Union efforts in Wisconsin were unsuccessful. And, unlike in Ohio, voters in Michigan will not get to weigh in on the right-to-work legislation because it is attached to a spending bill.

"I think the electorate in Wisconsin just got tired of undoing elections," Adler says, referring to the doctrine of permanent revolution and its wearying effect. "In Ohio, they targeted a law, and organized around that law, which was much more effective."

Big Loss For The Democratic Party

A number of factors diminish the meaning of the Wisconsin and Ohio experiences, in the context of Michigan, he says.

What happened in Michigan, given the movement of the electorate, is a "recognizable political contradiction," Adler says.

Contradiction or not, Michigan this week provided more shock treatment for organized labor and, by extension, the Democratic Party.

Some perspective: The United Auto Workers, described by the Center for Responsive Politics as "a strong financial supporter of Democrats," in the 2012 election cycle contributed more than $11 million to political action committees, parties, outside spending groups and candidates.

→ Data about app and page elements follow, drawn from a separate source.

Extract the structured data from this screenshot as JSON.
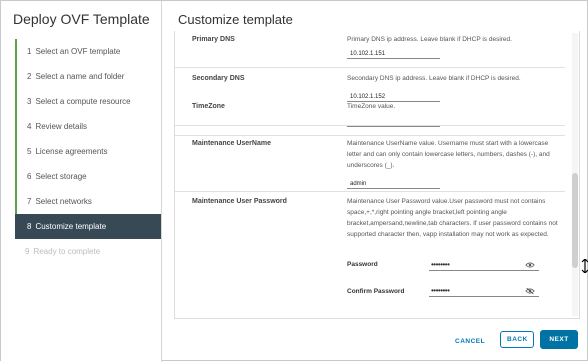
{
  "sidebar": {
    "title": "Deploy OVF Template",
    "steps": [
      {
        "num": "1",
        "label": "Select an OVF template",
        "state": "done"
      },
      {
        "num": "2",
        "label": "Select a name and folder",
        "state": "done"
      },
      {
        "num": "3",
        "label": "Select a compute resource",
        "state": "done"
      },
      {
        "num": "4",
        "label": "Review details",
        "state": "done"
      },
      {
        "num": "5",
        "label": "License agreements",
        "state": "done"
      },
      {
        "num": "6",
        "label": "Select storage",
        "state": "done"
      },
      {
        "num": "7",
        "label": "Select networks",
        "state": "done"
      },
      {
        "num": "8",
        "label": "Customize template",
        "state": "active"
      },
      {
        "num": "9",
        "label": "Ready to complete",
        "state": "future"
      }
    ]
  },
  "main": {
    "title": "Customize template",
    "fields": {
      "primary_dns": {
        "label": "Primary DNS",
        "description": "Primary DNS ip address. Leave blank if DHCP is desired.",
        "value": "10.102.1.151"
      },
      "secondary_dns": {
        "label": "Secondary DNS",
        "description": "Secondary DNS ip address. Leave blank if DHCP is desired.",
        "value": "10.102.1.152"
      },
      "timezone": {
        "label": "TimeZone",
        "description": "TimeZone value.",
        "value": ""
      },
      "maint_username": {
        "label": "Maintenance UserName",
        "description": "Maintenance UserName value. Username must start with a lowercase letter and can only contain lowercase letters, numbers, dashes (-), and underscores (_).",
        "value": "admin"
      },
      "maint_password": {
        "label": "Maintenance User Password",
        "description": "Maintenance User Password value.User password must not contains space,+,*,right pointing angle bracket,left pointing angle bracket,ampersand,newline,tab characters. If user password contains not supported character then, vapp installation may not work as expected.",
        "password_label": "Password",
        "password_value": "••••••••",
        "confirm_label": "Confirm Password",
        "confirm_value": "••••••••"
      }
    }
  },
  "footer": {
    "cancel": "CANCEL",
    "back": "BACK",
    "next": "NEXT"
  },
  "colors": {
    "accent": "#0072a3",
    "active_step_bg": "#364955",
    "done_step_bar": "#5aa34a"
  },
  "icons": [
    "eye-icon",
    "eye-slash-icon",
    "cursor-icon"
  ]
}
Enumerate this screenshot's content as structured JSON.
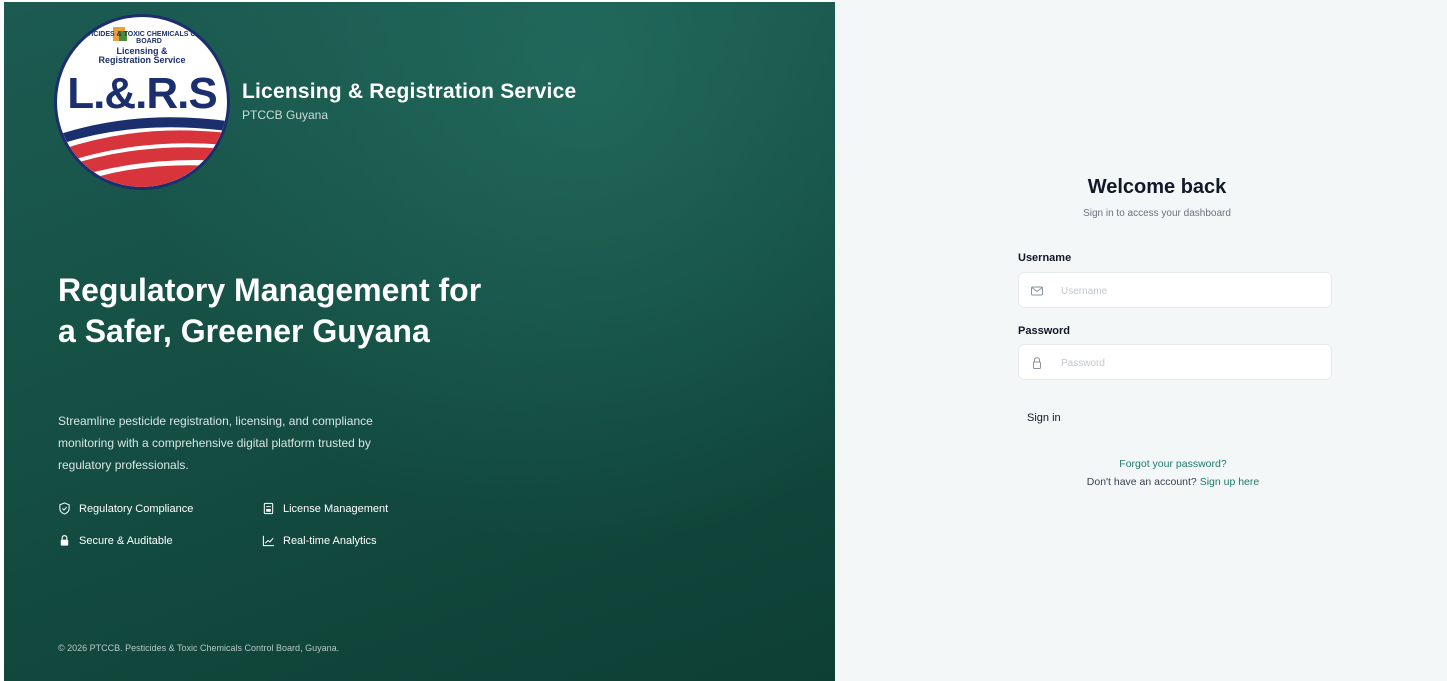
{
  "brand": {
    "title": "Licensing & Registration Service",
    "subtitle": "PTCCB Guyana",
    "logo": {
      "org_text": "PESTICIDES & TOXIC CHEMICALS CONTROL BOARD",
      "tagline_1": "Licensing &",
      "tagline_2": "Registration Service",
      "mark": "L.&.R.S",
      "colors": {
        "navy": "#1b2f6e",
        "red": "#d7343b"
      }
    }
  },
  "hero": {
    "title": "Regulatory Management for a Safer, Greener Guyana",
    "description": "Streamline pesticide registration, licensing, and compliance monitoring with a comprehensive digital platform trusted by regulatory professionals."
  },
  "features": [
    {
      "label": "Regulatory Compliance",
      "icon": "shield-check-icon"
    },
    {
      "label": "License Management",
      "icon": "document-icon"
    },
    {
      "label": "Secure & Auditable",
      "icon": "lock-icon"
    },
    {
      "label": "Real-time Analytics",
      "icon": "trend-chart-icon"
    }
  ],
  "footer": {
    "copyright": "© 2026 PTCCB. Pesticides & Toxic Chemicals Control Board, Guyana."
  },
  "login": {
    "heading": "Welcome back",
    "subheading": "Sign in to access your dashboard",
    "username_label": "Username",
    "username_placeholder": "Username",
    "username_icon": "mail-icon",
    "password_label": "Password",
    "password_placeholder": "Password",
    "password_icon": "lock-icon",
    "signin_label": "Sign in",
    "forgot_label": "Forgot your password?",
    "no_account_text": "Don't have an account?",
    "signup_label": "Sign up here"
  },
  "colors": {
    "panel_dark": "#11473c",
    "panel_light": "#1c5b52",
    "right_bg": "#f3f7f7",
    "link": "#1f7a6f"
  }
}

That included more than $138,000 directly to Obama's campaign.

The UAW ranks 14th out of 20,484 campaign contributors traced by the center, qualifying it for "heavy hitter" status.

Copyright 2021 NPR. To see more, visit https://www.npr.org.

Liz Halloran joined NPR in December 2008 as Washington correspondent for Digital News, taking her print journalism career into the online news world.